Turn on your phone, prevent a bombing

Last updated 07:49 07/07/2014
TSA
Reuters
MORE SECURITY: As part of the increased scrutiny, security agents may ask travellers to turn on their electronic devices and if they do not have power, the devices will not be allowed on planes.

Relevant offers

News

Qantas first-class passengers to get virtual reality headsets Air Force picks Boeing 747-8 to replace Air Force One Direct link from Christchurch to Guangzhou Murray McCully's dramatic Antarctic flight report released The Qantas plane that flew London to Sydney, non-stop Scottish teacher's tattoo earns $26,000 airline upgrades Travel tips: How to score a cheap flight Tokyo named the world's safest city Air New Zealand ‘drip pricing’ investigated New app creates pop-up social networks at hotels

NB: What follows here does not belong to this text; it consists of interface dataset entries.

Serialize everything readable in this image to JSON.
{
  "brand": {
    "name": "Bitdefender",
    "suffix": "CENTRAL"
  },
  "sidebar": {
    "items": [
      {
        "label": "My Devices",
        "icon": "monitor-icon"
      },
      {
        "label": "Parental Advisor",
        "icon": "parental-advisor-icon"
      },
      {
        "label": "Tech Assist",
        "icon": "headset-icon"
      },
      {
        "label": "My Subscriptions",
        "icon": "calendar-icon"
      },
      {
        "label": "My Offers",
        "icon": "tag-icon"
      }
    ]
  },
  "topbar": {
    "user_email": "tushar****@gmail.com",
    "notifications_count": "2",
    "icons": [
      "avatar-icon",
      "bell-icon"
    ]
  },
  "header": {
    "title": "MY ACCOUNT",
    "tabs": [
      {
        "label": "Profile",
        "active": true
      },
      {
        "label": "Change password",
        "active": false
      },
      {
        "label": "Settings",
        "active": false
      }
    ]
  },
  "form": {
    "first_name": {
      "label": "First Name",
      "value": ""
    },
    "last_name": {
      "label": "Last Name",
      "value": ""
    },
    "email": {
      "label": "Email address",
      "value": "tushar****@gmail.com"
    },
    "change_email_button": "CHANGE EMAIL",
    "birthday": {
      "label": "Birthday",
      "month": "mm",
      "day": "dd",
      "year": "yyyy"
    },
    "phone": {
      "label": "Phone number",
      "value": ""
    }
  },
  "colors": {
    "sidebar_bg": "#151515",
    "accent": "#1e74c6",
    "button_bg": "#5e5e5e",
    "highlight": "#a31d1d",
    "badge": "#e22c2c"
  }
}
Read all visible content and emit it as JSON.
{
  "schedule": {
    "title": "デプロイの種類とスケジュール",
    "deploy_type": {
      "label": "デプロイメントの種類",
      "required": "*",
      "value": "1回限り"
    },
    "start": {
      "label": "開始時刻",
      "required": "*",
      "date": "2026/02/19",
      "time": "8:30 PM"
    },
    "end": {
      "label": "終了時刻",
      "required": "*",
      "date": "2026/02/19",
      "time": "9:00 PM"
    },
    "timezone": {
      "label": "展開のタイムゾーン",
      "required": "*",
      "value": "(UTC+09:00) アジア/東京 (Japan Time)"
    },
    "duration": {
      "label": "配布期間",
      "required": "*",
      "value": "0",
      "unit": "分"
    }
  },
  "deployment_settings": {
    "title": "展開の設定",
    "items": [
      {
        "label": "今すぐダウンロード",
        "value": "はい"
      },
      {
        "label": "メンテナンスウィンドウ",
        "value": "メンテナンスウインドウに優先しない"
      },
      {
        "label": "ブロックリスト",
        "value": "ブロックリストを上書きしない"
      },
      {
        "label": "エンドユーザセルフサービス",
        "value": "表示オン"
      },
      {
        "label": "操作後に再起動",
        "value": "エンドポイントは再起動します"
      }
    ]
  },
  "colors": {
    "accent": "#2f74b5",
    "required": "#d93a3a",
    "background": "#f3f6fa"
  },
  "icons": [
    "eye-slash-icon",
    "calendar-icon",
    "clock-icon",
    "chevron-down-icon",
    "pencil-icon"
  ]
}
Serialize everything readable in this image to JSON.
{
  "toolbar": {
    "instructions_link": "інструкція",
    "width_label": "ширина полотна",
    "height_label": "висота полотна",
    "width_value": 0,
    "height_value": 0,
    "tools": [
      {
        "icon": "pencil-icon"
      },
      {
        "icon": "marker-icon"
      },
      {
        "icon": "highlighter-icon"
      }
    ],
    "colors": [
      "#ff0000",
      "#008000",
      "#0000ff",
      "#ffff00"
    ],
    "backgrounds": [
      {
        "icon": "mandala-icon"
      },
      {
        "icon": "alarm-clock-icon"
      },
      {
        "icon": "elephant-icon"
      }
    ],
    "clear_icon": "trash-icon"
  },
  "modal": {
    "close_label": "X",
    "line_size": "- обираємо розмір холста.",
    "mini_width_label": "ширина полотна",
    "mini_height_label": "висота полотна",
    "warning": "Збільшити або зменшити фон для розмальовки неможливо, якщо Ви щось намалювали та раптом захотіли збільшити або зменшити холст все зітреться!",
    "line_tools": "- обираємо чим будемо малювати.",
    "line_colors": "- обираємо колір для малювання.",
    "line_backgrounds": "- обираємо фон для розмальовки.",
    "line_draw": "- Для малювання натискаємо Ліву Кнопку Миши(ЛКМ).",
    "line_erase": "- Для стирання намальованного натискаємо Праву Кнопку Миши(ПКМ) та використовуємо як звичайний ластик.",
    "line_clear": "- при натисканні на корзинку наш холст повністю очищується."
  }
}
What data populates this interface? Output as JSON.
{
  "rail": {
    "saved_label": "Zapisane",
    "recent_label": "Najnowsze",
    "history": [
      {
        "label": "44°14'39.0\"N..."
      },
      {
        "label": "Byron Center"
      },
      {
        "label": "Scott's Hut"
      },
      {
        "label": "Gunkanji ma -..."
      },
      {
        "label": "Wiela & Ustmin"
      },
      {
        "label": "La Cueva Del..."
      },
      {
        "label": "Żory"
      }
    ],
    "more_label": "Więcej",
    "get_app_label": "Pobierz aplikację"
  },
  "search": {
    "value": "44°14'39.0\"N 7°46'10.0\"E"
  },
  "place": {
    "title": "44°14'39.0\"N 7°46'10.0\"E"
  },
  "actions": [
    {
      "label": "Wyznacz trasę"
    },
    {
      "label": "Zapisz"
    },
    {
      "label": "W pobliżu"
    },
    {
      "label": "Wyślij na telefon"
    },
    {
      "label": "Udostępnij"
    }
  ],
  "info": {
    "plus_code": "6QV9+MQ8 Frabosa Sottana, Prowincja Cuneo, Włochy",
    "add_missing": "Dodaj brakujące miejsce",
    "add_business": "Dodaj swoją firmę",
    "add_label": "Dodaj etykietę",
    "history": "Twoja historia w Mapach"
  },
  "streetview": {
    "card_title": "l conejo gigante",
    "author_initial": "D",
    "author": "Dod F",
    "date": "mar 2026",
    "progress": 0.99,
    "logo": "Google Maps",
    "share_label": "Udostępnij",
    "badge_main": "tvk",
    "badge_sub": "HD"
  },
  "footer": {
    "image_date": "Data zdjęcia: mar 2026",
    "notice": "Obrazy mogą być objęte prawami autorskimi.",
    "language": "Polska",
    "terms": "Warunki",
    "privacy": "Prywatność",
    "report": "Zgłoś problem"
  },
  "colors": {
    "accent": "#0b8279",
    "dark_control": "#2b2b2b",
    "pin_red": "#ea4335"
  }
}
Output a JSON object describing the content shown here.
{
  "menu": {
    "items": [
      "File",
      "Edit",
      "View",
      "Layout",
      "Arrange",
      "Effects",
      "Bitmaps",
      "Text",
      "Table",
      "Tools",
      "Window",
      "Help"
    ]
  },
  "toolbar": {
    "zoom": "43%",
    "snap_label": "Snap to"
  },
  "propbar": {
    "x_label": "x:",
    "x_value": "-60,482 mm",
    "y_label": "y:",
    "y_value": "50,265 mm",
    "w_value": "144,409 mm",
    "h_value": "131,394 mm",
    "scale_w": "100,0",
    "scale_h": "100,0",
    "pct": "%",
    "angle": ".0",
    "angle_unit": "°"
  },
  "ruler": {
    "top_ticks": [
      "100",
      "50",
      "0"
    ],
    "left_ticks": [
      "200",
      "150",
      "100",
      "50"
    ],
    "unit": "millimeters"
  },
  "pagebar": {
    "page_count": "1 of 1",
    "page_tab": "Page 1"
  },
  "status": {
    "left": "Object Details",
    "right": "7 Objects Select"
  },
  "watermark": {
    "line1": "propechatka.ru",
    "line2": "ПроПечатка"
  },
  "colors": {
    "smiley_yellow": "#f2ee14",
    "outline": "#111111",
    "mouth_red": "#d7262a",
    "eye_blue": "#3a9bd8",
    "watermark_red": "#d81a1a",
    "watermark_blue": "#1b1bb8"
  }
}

The US Transportation Security Administration (TSA) will not allow cellphones or other electronic devices on US-bound planes at some overseas airports if the devices are not charged up, the agency said on Sunday.

The new measure is part of the TSA's effort announced last week to boost security amid concerns that Yemen-based al Qaeda in the Arabian Peninsula and the Islamist Nusra Front, al Qaeda's affiliate in Syria, are plotting to blow up an airliner, US officials said.

As part of the increased scrutiny at certain airports, security agents may ask travellers to turn on their electronic devices at checkpoints and if they do not have power, the devices will not be allowed on planes, the TSA said.

A US  source familiar with the matter said laptop computers are among the devices security screeners may require passengers to turn on.

US officials are concerned that a cellphone, tablet, laptop or other electronic device could be used as a bomb.

US officials singled out smartphones including iPhones made by Apple Inc and Galaxy phones made by Samsung Electronics Co Ltd for extra security checks on US-bound direct flights from Europe, the Middle East and Africa.

The TSA also called for closer checks on travellers' shoes.

Ad Feedback

- Reuters

Special offers

Featured Promotions

Sponsored Content